Author: Oli Rushby Posted: 07 Aug 2015
By his own standards, Marc Marquez got off to a terrible start to this year’s MotoGP season. After the first three races he’d lost 30 points to championship leader Valentino Rossi after a fifth place in Qatar and dramatically crashing out in Argentina.
With two further DNFs since the third round, Marquez now sits 65 points behind the Italian.
Marquez has won just twice this season, once at Austin, where he has dominated since making his Grand Prix debut in 2013, and last time out at Sachsenring, where he made the rest of the field look slow all weekend.
The root of Marquez’ problem has been his dissatisfaction with Honda’s 2015 RC213V. The Spaniard had so much of an issue with the factory’s 2015 chassis he switched back to last year’s option for the last two races. From this, he went on to finish second, after coming agonisingly close to victory, in Assen and of course then came his victory in Germany.
Marquez is not alone in struggling with the Honda. The bike has a lot of power, potentially too much (yes, there is such a thing), and really aggressive engine braking, meaning it’s quite difficult for the Spaniard to enter corners in his usual style. Dani Pedrosa has also been struggling, as have satellite riders Cal Crutchlow and Scott Redding.
Whether Marquez continues with Honda’s 2014 chassis or not, he isn’t in as bad a position as some might think. Before the German round, the gap to the championship lead was 74 points but with the Spaniard finishing first and Rossi taking third, he made up nine points on the Italian.
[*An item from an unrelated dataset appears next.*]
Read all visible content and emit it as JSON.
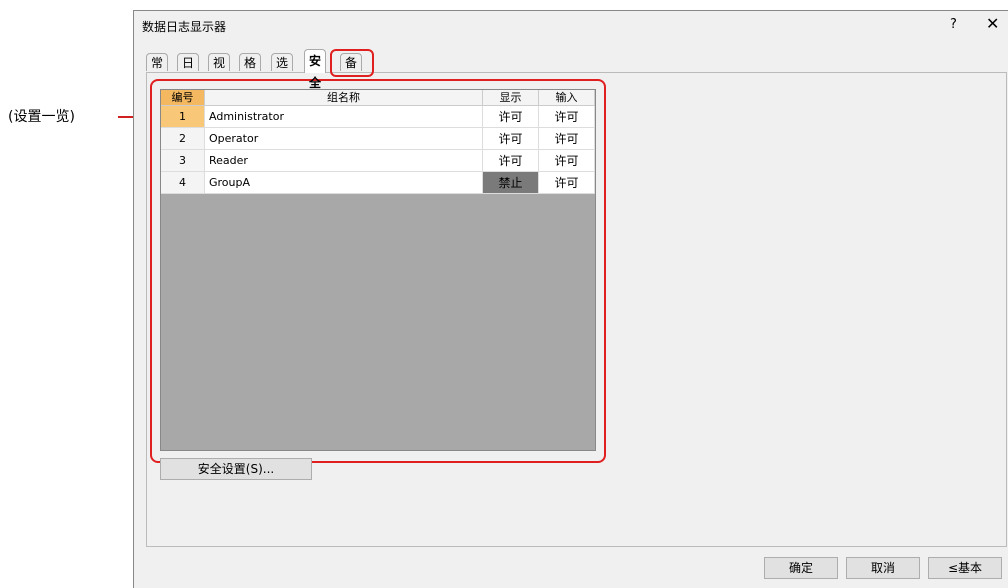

If he can make up that sort of margin just a few more times, the gap begins to close substantially and with nine races remaining of the 2015 season, it is possible.
On paper, Marquez should win at Indianapolis this weekend and should Pedrosa be on form, there’s no reason he shouldn’t finish second. Indianapolis has been dominated by Honda riders since 2009, with the hard-on-the-brakes in and super-acceleration out style of the Honda suiting the iconic American circuit.
However, there have been a few changes made to the circuit layout over the past 12 months, changes that make the circuit a little more fast and flowing – meaning the Yamahas, which boast a significant advantage in mid-corner speed, have much more of a chance.
The Honda should also come in to its own at the next round at Brno, in Aragon and of course the Honda-owned Motegi circuit too – meaning there are plenty of potential chances for Marquez to bring home more points than his Yamaha rivals, and, as in Germany, should Pedrosa be there to help him increase his points haul, that’s even better.
To bridge the gap, Marquez needs an average of 7.2 points more than Rossi per race. Does that sound insurmountable? No, it’s not.
One thing against Marquez will be that the Yamahas typically enjoy a strong second half of the season. Last year the factory Yamaha duo of Rossi and Lorenzo scored more points than Marquez and Pedrosa in the second half of the season. Should that happen again, the title will go to Yamaha.
There’s an old adage in racing that ‘anything can happen’ and this season is proof of that. Who would have expected Marc Marquez, who took back-to-back titles and started last season with ten victories in a row, to fall three times in the first half of the season? With nine rounds left, anything can still happen, so let’s not be ruling any one of the three protagonists out just yet.